By implementing core stability exercises in voice training, the actor not only obtains more awareness of their own bodies, they develop the important muscles needed for breath control and stability. Pilates has been embraced by dancers for many years, and, like the Alexander technique, Suzuki Actor Training Method and Feldenkrais, has been incorporated in many performing arts programs. Pilates has also been incorporated with other methods in movement training for the actor in order to ‘improve posture [and alignment, to] gain strength and avoid injury’. (Smith, Kelly & Monks 2004, p. 51) However, core stability training has been ignored in voice training. The method was created by Joseph Pilates (1880 – 1967), and since his death, many teachers have modified the 34 exercises and made them more accessible. It is now commonplace in most gymnasiums and health and fitness centres, and is now as popular as ever as an exercise method to tone and lengthen muscle, increase flexibility and improve general well being. The other crucial factor of Pilates work is breathing. ‘The most active part of the body as we vocalise is the breath system’ (Rodenburg 1997, p. 6) and without breath, we do not have the power to carry the sound through.
Pilates and other core stability exercises are usually taught in movement classes in a performing arts curriculum and are generally ignored in voice classes. Joan Melton, renowned practitioner of voice and movement integration and the Director of the One Voice Centre, believes that ‘communication among voice and movement specialists can be a critical factor is the success of [a] program’ (Melton 2001, p.2). The lack of communication creates confusion amongst the students’ as the specific technical methods of each discipline are in fact, contradictory. In relation to movement, order for the actor to maintain their alignment actors need to activate their ‘postural muscles, such as the deep abdominal muscle…the transverse abdominis’ (Smith, Kelly & Monks 2004, p.53) to support their lumbar and sacral spine in order to maintain stability. This core stability is crucial for basic movements such as running, throwing, bending down and walking. In voice work, this notion is dismissed.
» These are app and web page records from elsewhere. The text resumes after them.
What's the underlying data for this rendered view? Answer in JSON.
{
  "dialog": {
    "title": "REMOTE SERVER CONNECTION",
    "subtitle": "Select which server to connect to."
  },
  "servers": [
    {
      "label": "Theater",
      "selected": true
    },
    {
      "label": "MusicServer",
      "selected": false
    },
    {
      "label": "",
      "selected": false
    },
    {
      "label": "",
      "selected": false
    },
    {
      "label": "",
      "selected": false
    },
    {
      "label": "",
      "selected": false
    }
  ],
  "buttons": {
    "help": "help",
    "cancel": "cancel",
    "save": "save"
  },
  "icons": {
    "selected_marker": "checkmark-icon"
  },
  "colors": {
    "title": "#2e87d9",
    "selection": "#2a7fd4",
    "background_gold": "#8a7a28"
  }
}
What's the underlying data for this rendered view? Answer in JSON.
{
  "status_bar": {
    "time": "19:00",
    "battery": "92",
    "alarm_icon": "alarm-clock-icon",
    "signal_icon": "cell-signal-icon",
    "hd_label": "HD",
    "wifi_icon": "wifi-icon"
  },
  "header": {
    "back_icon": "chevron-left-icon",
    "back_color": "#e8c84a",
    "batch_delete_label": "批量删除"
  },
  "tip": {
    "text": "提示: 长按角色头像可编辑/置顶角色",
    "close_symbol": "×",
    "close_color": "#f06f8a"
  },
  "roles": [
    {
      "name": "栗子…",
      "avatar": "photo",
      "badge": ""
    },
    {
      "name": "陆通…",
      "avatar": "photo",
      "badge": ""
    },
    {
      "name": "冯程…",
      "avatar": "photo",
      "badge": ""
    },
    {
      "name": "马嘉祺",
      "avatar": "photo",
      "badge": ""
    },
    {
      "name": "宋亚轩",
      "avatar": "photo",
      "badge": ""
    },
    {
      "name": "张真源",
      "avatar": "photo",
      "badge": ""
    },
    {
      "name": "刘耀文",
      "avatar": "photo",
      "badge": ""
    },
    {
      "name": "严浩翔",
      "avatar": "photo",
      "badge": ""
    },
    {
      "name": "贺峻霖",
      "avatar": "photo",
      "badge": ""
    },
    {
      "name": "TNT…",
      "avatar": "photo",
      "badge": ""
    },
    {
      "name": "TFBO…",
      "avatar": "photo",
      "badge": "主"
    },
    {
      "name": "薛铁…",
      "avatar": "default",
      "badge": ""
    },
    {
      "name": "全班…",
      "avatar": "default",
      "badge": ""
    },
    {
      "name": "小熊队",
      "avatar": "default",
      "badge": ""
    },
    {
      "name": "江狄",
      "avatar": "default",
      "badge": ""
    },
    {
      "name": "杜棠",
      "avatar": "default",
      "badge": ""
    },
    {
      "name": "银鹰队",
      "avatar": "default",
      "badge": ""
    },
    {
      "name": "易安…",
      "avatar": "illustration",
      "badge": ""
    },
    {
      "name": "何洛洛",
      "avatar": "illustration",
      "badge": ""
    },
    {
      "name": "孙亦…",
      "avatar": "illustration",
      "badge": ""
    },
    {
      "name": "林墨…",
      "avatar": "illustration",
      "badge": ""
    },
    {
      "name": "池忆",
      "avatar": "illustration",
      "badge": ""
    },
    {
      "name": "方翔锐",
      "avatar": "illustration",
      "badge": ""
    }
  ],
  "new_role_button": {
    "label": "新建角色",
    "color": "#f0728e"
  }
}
For example, in self breath observation when the actor is in a standing position, they may be encouraged to release the abdominal area and solely rely on the spine for alignment. If this is the notion, what is supporting the spine?